Nothing but the pictures is dropped; write out all the remaining data below exactly.
━━━ Material for the task ━━━
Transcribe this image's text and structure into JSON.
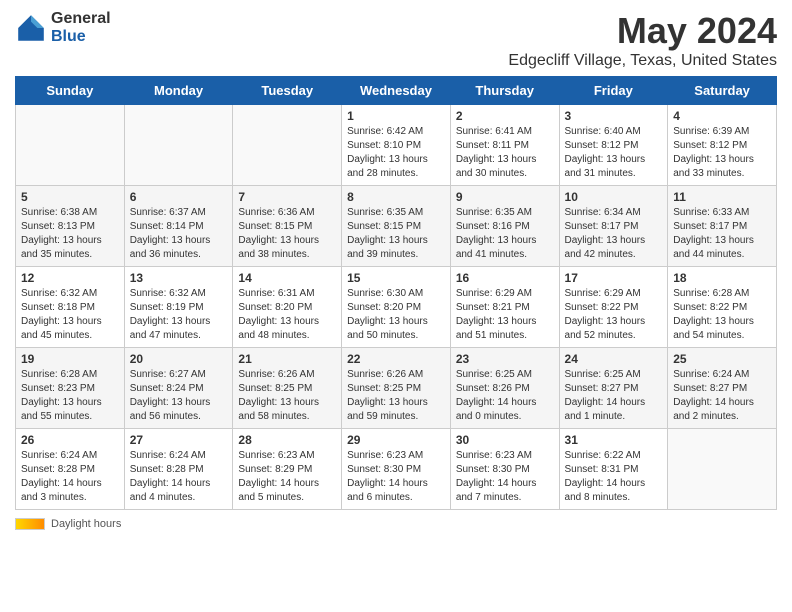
{
  "header": {
    "logo_general": "General",
    "logo_blue": "Blue",
    "title": "May 2024",
    "subtitle": "Edgecliff Village, Texas, United States"
  },
  "days_of_week": [
    "Sunday",
    "Monday",
    "Tuesday",
    "Wednesday",
    "Thursday",
    "Friday",
    "Saturday"
  ],
  "weeks": [
    [
      {
        "day": "",
        "info": ""
      },
      {
        "day": "",
        "info": ""
      },
      {
        "day": "",
        "info": ""
      },
      {
        "day": "1",
        "info": "Sunrise: 6:42 AM\nSunset: 8:10 PM\nDaylight: 13 hours and 28 minutes."
      },
      {
        "day": "2",
        "info": "Sunrise: 6:41 AM\nSunset: 8:11 PM\nDaylight: 13 hours and 30 minutes."
      },
      {
        "day": "3",
        "info": "Sunrise: 6:40 AM\nSunset: 8:12 PM\nDaylight: 13 hours and 31 minutes."
      },
      {
        "day": "4",
        "info": "Sunrise: 6:39 AM\nSunset: 8:12 PM\nDaylight: 13 hours and 33 minutes."
      }
    ],
    [
      {
        "day": "5",
        "info": "Sunrise: 6:38 AM\nSunset: 8:13 PM\nDaylight: 13 hours and 35 minutes."
      },
      {
        "day": "6",
        "info": "Sunrise: 6:37 AM\nSunset: 8:14 PM\nDaylight: 13 hours and 36 minutes."
      },
      {
        "day": "7",
        "info": "Sunrise: 6:36 AM\nSunset: 8:15 PM\nDaylight: 13 hours and 38 minutes."
      },
      {
        "day": "8",
        "info": "Sunrise: 6:35 AM\nSunset: 8:15 PM\nDaylight: 13 hours and 39 minutes."
      },
      {
        "day": "9",
        "info": "Sunrise: 6:35 AM\nSunset: 8:16 PM\nDaylight: 13 hours and 41 minutes."
      },
      {
        "day": "10",
        "info": "Sunrise: 6:34 AM\nSunset: 8:17 PM\nDaylight: 13 hours and 42 minutes."
      },
      {
        "day": "11",
        "info": "Sunrise: 6:33 AM\nSunset: 8:17 PM\nDaylight: 13 hours and 44 minutes."
      }
    ],
    [
      {
        "day": "12",
        "info": "Sunrise: 6:32 AM\nSunset: 8:18 PM\nDaylight: 13 hours and 45 minutes."
      },
      {
        "day": "13",
        "info": "Sunrise: 6:32 AM\nSunset: 8:19 PM\nDaylight: 13 hours and 47 minutes."
      },
      {
        "day": "14",
        "info": "Sunrise: 6:31 AM\nSunset: 8:20 PM\nDaylight: 13 hours and 48 minutes."
      },
      {
        "day": "15",
        "info": "Sunrise: 6:30 AM\nSunset: 8:20 PM\nDaylight: 13 hours and 50 minutes."
      },
      {
        "day": "16",
        "info": "Sunrise: 6:29 AM\nSunset: 8:21 PM\nDaylight: 13 hours and 51 minutes."
      },
      {
        "day": "17",
        "info": "Sunrise: 6:29 AM\nSunset: 8:22 PM\nDaylight: 13 hours and 52 minutes."
      },
      {
        "day": "18",
        "info": "Sunrise: 6:28 AM\nSunset: 8:22 PM\nDaylight: 13 hours and 54 minutes."
      }
    ],
    [
      {
        "day": "19",
        "info": "Sunrise: 6:28 AM\nSunset: 8:23 PM\nDaylight: 13 hours and 55 minutes."
      },
      {
        "day": "20",
        "info": "Sunrise: 6:27 AM\nSunset: 8:24 PM\nDaylight: 13 hours and 56 minutes."
      },
      {
        "day": "21",
        "info": "Sunrise: 6:26 AM\nSunset: 8:25 PM\nDaylight: 13 hours and 58 minutes."
      },
      {
        "day": "22",
        "info": "Sunrise: 6:26 AM\nSunset: 8:25 PM\nDaylight: 13 hours and 59 minutes."
      },
      {
        "day": "23",
        "info": "Sunrise: 6:25 AM\nSunset: 8:26 PM\nDaylight: 14 hours and 0 minutes."
      },
      {
        "day": "24",
        "info": "Sunrise: 6:25 AM\nSunset: 8:27 PM\nDaylight: 14 hours and 1 minute."
      },
      {
        "day": "25",
        "info": "Sunrise: 6:24 AM\nSunset: 8:27 PM\nDaylight: 14 hours and 2 minutes."
      }
    ],
    [
      {
        "day": "26",
        "info": "Sunrise: 6:24 AM\nSunset: 8:28 PM\nDaylight: 14 hours and 3 minutes."
      },
      {
        "day": "27",
        "info": "Sunrise: 6:24 AM\nSunset: 8:28 PM\nDaylight: 14 hours and 4 minutes."
      },
      {
        "day": "28",
        "info": "Sunrise: 6:23 AM\nSunset: 8:29 PM\nDaylight: 14 hours and 5 minutes."
      },
      {
        "day": "29",
        "info": "Sunrise: 6:23 AM\nSunset: 8:30 PM\nDaylight: 14 hours and 6 minutes."
      },
      {
        "day": "30",
        "info": "Sunrise: 6:23 AM\nSunset: 8:30 PM\nDaylight: 14 hours and 7 minutes."
      },
      {
        "day": "31",
        "info": "Sunrise: 6:22 AM\nSunset: 8:31 PM\nDaylight: 14 hours and 8 minutes."
      },
      {
        "day": "",
        "info": ""
      }
    ]
  ],
  "footer": {
    "legend_label": "Daylight hours"
  }
}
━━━
### Written response
Transcribe this image's text and structure into JSON.
{
  "header": {
    "logo_general": "General",
    "logo_blue": "Blue",
    "title": "May 2024",
    "subtitle": "Edgecliff Village, Texas, United States"
  },
  "days_of_week": [
    "Sunday",
    "Monday",
    "Tuesday",
    "Wednesday",
    "Thursday",
    "Friday",
    "Saturday"
  ],
  "weeks": [
    [
      {
        "day": "",
        "info": ""
      },
      {
        "day": "",
        "info": ""
      },
      {
        "day": "",
        "info": ""
      },
      {
        "day": "1",
        "info": "Sunrise: 6:42 AM\nSunset: 8:10 PM\nDaylight: 13 hours and 28 minutes."
      },
      {
        "day": "2",
        "info": "Sunrise: 6:41 AM\nSunset: 8:11 PM\nDaylight: 13 hours and 30 minutes."
      },
      {
        "day": "3",
        "info": "Sunrise: 6:40 AM\nSunset: 8:12 PM\nDaylight: 13 hours and 31 minutes."
      },
      {
        "day": "4",
        "info": "Sunrise: 6:39 AM\nSunset: 8:12 PM\nDaylight: 13 hours and 33 minutes."
      }
    ],
    [
      {
        "day": "5",
        "info": "Sunrise: 6:38 AM\nSunset: 8:13 PM\nDaylight: 13 hours and 35 minutes."
      },
      {
        "day": "6",
        "info": "Sunrise: 6:37 AM\nSunset: 8:14 PM\nDaylight: 13 hours and 36 minutes."
      },
      {
        "day": "7",
        "info": "Sunrise: 6:36 AM\nSunset: 8:15 PM\nDaylight: 13 hours and 38 minutes."
      },
      {
        "day": "8",
        "info": "Sunrise: 6:35 AM\nSunset: 8:15 PM\nDaylight: 13 hours and 39 minutes."
      },
      {
        "day": "9",
        "info": "Sunrise: 6:35 AM\nSunset: 8:16 PM\nDaylight: 13 hours and 41 minutes."
      },
      {
        "day": "10",
        "info": "Sunrise: 6:34 AM\nSunset: 8:17 PM\nDaylight: 13 hours and 42 minutes."
      },
      {
        "day": "11",
        "info": "Sunrise: 6:33 AM\nSunset: 8:17 PM\nDaylight: 13 hours and 44 minutes."
      }
    ],
    [
      {
        "day": "12",
        "info": "Sunrise: 6:32 AM\nSunset: 8:18 PM\nDaylight: 13 hours and 45 minutes."
      },
      {
        "day": "13",
        "info": "Sunrise: 6:32 AM\nSunset: 8:19 PM\nDaylight: 13 hours and 47 minutes."
      },
      {
        "day": "14",
        "info": "Sunrise: 6:31 AM\nSunset: 8:20 PM\nDaylight: 13 hours and 48 minutes."
      },
      {
        "day": "15",
        "info": "Sunrise: 6:30 AM\nSunset: 8:20 PM\nDaylight: 13 hours and 50 minutes."
      },
      {
        "day": "16",
        "info": "Sunrise: 6:29 AM\nSunset: 8:21 PM\nDaylight: 13 hours and 51 minutes."
      },
      {
        "day": "17",
        "info": "Sunrise: 6:29 AM\nSunset: 8:22 PM\nDaylight: 13 hours and 52 minutes."
      },
      {
        "day": "18",
        "info": "Sunrise: 6:28 AM\nSunset: 8:22 PM\nDaylight: 13 hours and 54 minutes."
      }
    ],
    [
      {
        "day": "19",
        "info": "Sunrise: 6:28 AM\nSunset: 8:23 PM\nDaylight: 13 hours and 55 minutes."
      },
      {
        "day": "20",
        "info": "Sunrise: 6:27 AM\nSunset: 8:24 PM\nDaylight: 13 hours and 56 minutes."
      },
      {
        "day": "21",
        "info": "Sunrise: 6:26 AM\nSunset: 8:25 PM\nDaylight: 13 hours and 58 minutes."
      },
      {
        "day": "22",
        "info": "Sunrise: 6:26 AM\nSunset: 8:25 PM\nDaylight: 13 hours and 59 minutes."
      },
      {
        "day": "23",
        "info": "Sunrise: 6:25 AM\nSunset: 8:26 PM\nDaylight: 14 hours and 0 minutes."
      },
      {
        "day": "24",
        "info": "Sunrise: 6:25 AM\nSunset: 8:27 PM\nDaylight: 14 hours and 1 minute."
      },
      {
        "day": "25",
        "info": "Sunrise: 6:24 AM\nSunset: 8:27 PM\nDaylight: 14 hours and 2 minutes."
      }
    ],
    [
      {
        "day": "26",
        "info": "Sunrise: 6:24 AM\nSunset: 8:28 PM\nDaylight: 14 hours and 3 minutes."
      },
      {
        "day": "27",
        "info": "Sunrise: 6:24 AM\nSunset: 8:28 PM\nDaylight: 14 hours and 4 minutes."
      },
      {
        "day": "28",
        "info": "Sunrise: 6:23 AM\nSunset: 8:29 PM\nDaylight: 14 hours and 5 minutes."
      },
      {
        "day": "29",
        "info": "Sunrise: 6:23 AM\nSunset: 8:30 PM\nDaylight: 14 hours and 6 minutes."
      },
      {
        "day": "30",
        "info": "Sunrise: 6:23 AM\nSunset: 8:30 PM\nDaylight: 14 hours and 7 minutes."
      },
      {
        "day": "31",
        "info": "Sunrise: 6:22 AM\nSunset: 8:31 PM\nDaylight: 14 hours and 8 minutes."
      },
      {
        "day": "",
        "info": ""
      }
    ]
  ],
  "footer": {
    "legend_label": "Daylight hours"
  }
}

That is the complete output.